*** Block opens ***

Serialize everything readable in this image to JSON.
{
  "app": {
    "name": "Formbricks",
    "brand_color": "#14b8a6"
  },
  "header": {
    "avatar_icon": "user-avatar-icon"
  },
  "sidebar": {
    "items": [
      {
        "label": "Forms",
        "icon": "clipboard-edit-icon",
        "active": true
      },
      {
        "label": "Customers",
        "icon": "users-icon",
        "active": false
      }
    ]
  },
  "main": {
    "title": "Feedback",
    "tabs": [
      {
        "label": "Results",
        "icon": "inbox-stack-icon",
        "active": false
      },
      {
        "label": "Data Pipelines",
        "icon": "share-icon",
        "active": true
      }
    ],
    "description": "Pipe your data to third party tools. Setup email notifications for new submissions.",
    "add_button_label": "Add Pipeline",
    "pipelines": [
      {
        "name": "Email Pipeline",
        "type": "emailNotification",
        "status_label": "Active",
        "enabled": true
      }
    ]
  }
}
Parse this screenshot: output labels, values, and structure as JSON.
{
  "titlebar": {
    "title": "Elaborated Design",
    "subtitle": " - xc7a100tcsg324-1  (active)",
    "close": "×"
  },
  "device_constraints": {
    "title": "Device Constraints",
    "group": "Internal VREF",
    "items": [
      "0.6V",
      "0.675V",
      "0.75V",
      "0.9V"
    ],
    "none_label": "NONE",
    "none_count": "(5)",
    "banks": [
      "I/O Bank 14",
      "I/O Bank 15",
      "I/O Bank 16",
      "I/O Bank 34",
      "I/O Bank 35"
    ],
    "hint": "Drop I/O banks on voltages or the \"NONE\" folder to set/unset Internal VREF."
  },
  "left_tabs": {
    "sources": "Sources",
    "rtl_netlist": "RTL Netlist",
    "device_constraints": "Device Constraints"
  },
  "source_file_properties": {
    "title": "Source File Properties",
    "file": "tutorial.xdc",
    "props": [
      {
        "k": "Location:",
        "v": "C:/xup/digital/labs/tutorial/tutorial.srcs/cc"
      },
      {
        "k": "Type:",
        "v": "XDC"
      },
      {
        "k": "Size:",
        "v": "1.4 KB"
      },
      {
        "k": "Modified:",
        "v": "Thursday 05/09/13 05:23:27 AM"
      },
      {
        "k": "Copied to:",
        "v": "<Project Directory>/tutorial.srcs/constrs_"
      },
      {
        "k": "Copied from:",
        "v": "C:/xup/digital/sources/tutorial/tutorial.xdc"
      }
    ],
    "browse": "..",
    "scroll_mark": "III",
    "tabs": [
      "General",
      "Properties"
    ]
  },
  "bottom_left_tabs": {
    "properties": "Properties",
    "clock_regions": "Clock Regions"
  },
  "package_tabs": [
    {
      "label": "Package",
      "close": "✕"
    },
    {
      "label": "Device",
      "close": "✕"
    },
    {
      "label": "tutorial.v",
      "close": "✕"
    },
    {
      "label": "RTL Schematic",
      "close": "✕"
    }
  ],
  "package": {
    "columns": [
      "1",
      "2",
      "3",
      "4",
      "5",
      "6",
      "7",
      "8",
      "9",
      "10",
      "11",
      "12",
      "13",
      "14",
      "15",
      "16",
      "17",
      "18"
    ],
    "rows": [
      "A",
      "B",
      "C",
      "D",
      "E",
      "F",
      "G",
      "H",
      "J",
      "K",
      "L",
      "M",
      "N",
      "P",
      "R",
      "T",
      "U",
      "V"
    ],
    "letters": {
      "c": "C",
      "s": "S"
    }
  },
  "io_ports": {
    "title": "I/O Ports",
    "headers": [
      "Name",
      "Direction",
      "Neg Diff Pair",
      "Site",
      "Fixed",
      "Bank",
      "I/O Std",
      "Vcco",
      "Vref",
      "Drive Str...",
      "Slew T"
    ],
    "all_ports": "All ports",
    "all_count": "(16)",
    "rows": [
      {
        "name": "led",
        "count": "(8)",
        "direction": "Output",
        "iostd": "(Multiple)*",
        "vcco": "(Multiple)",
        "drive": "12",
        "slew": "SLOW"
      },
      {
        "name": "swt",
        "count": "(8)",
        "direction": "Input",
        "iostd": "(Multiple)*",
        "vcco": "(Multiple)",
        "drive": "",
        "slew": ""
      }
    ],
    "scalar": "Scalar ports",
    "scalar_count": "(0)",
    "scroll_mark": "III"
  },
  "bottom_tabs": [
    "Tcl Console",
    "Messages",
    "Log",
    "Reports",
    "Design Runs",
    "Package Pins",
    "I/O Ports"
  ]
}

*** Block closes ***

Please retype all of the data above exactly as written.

== Result ==
Serialize everything readable in this image to JSON.
{
  "app": {
    "name": "Formbricks",
    "brand_color": "#14b8a6"
  },
  "header": {
    "avatar_icon": "user-avatar-icon"
  },
  "sidebar": {
    "items": [
      {
        "label": "Forms",
        "icon": "clipboard-edit-icon",
        "active": true
      },
      {
        "label": "Customers",
        "icon": "users-icon",
        "active": false
      }
    ]
  },
  "main": {
    "title": "Feedback",
    "tabs": [
      {
        "label": "Results",
        "icon": "inbox-stack-icon",
        "active": false
      },
      {
        "label": "Data Pipelines",
        "icon": "share-icon",
        "active": true
      }
    ],
    "description": "Pipe your data to third party tools. Setup email notifications for new submissions.",
    "add_button_label": "Add Pipeline",
    "pipelines": [
      {
        "name": "Email Pipeline",
        "type": "emailNotification",
        "status_label": "Active",
        "enabled": true
      }
    ]
  }
}
Parse this screenshot: output labels, values, and structure as JSON.
{
  "titlebar": {
    "title": "Elaborated Design",
    "subtitle": " - xc7a100tcsg324-1  (active)",
    "close": "×"
  },
  "device_constraints": {
    "title": "Device Constraints",
    "group": "Internal VREF",
    "items": [
      "0.6V",
      "0.675V",
      "0.75V",
      "0.9V"
    ],
    "none_label": "NONE",
    "none_count": "(5)",
    "banks": [
      "I/O Bank 14",
      "I/O Bank 15",
      "I/O Bank 16",
      "I/O Bank 34",
      "I/O Bank 35"
    ],
    "hint": "Drop I/O banks on voltages or the \"NONE\" folder to set/unset Internal VREF."
  },
  "left_tabs": {
    "sources": "Sources",
    "rtl_netlist": "RTL Netlist",
    "device_constraints": "Device Constraints"
  },
  "source_file_properties": {
    "title": "Source File Properties",
    "file": "tutorial.xdc",
    "props": [
      {
        "k": "Location:",
        "v": "C:/xup/digital/labs/tutorial/tutorial.srcs/cc"
      },
      {
        "k": "Type:",
        "v": "XDC"
      },
      {
        "k": "Size:",
        "v": "1.4 KB"
      },
      {
        "k": "Modified:",
        "v": "Thursday 05/09/13 05:23:27 AM"
      },
      {
        "k": "Copied to:",
        "v": "<Project Directory>/tutorial.srcs/constrs_"
      },
      {
        "k": "Copied from:",
        "v": "C:/xup/digital/sources/tutorial/tutorial.xdc"
      }
    ],
    "browse": "..",
    "scroll_mark": "III",
    "tabs": [
      "General",
      "Properties"
    ]
  },
  "bottom_left_tabs": {
    "properties": "Properties",
    "clock_regions": "Clock Regions"
  },
  "package_tabs": [
    {
      "label": "Package",
      "close": "✕"
    },
    {
      "label": "Device",
      "close": "✕"
    },
    {
      "label": "tutorial.v",
      "close": "✕"
    },
    {
      "label": "RTL Schematic",
      "close": "✕"
    }
  ],
  "package": {
    "columns": [
      "1",
      "2",
      "3",
      "4",
      "5",
      "6",
      "7",
      "8",
      "9",
      "10",
      "11",
      "12",
      "13",
      "14",
      "15",
      "16",
      "17",
      "18"
    ],
    "rows": [
      "A",
      "B",
      "C",
      "D",
      "E",
      "F",
      "G",
      "H",
      "J",
      "K",
      "L",
      "M",
      "N",
      "P",
      "R",
      "T",
      "U",
      "V"
    ],
    "letters": {
      "c": "C",
      "s": "S"
    }
  },
  "io_ports": {
    "title": "I/O Ports",
    "headers": [
      "Name",
      "Direction",
      "Neg Diff Pair",
      "Site",
      "Fixed",
      "Bank",
      "I/O Std",
      "Vcco",
      "Vref",
      "Drive Str...",
      "Slew T"
    ],
    "all_ports": "All ports",
    "all_count": "(16)",
    "rows": [
      {
        "name": "led",
        "count": "(8)",
        "direction": "Output",
        "iostd": "(Multiple)*",
        "vcco": "(Multiple)",
        "drive": "12",
        "slew": "SLOW"
      },
      {
        "name": "swt",
        "count": "(8)",
        "direction": "Input",
        "iostd": "(Multiple)*",
        "vcco": "(Multiple)",
        "drive": "",
        "slew": ""
      }
    ],
    "scalar": "Scalar ports",
    "scalar_count": "(0)",
    "scroll_mark": "III"
  },
  "bottom_tabs": [
    "Tcl Console",
    "Messages",
    "Log",
    "Reports",
    "Design Runs",
    "Package Pins",
    "I/O Ports"
  ]
}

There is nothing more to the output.